• **WORK ORDER**
Over all lines in the data below, count those holding "plus" and give only the result.

• **RECORDS FOR THE TASK**

○ ○ ○ ○ ○

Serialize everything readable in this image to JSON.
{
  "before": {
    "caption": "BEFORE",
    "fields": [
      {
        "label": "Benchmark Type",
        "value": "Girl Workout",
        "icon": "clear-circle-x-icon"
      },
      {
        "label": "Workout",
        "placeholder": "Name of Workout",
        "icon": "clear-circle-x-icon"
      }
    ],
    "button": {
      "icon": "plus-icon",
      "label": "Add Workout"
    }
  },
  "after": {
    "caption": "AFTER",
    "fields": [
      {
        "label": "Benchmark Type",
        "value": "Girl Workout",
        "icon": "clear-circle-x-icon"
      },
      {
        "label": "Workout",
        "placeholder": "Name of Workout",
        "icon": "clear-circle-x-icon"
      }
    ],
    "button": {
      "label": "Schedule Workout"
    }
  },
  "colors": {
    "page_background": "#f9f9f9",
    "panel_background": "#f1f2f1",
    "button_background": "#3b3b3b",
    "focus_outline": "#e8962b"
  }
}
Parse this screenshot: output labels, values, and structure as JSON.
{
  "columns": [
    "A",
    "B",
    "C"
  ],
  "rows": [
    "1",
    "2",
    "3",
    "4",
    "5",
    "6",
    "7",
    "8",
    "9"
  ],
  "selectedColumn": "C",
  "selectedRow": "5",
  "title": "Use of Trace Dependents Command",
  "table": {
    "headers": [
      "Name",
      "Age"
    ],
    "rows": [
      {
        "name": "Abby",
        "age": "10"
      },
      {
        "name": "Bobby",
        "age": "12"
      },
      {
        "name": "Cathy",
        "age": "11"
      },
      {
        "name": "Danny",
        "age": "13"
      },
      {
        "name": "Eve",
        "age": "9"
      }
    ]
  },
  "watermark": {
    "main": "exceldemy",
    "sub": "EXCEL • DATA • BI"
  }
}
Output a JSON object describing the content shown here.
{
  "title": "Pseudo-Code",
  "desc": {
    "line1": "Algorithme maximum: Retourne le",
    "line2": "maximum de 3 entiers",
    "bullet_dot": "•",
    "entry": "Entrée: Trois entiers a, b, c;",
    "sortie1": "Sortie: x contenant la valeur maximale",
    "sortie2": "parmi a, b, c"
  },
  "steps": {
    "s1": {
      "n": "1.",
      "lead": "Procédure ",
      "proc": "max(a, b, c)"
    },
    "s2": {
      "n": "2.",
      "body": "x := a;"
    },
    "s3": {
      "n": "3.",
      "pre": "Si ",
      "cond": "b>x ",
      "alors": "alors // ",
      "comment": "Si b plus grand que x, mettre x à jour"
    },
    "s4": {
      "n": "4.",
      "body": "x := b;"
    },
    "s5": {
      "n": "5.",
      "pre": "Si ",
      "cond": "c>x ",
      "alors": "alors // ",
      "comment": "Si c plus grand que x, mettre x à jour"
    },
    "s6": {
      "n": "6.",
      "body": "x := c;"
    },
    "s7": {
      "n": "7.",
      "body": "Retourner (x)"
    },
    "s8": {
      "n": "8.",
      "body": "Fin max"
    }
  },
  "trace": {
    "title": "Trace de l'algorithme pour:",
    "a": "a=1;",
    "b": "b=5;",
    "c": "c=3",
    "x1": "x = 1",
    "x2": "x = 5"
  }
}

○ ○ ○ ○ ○

• **EXERCISE RESPONSE**
3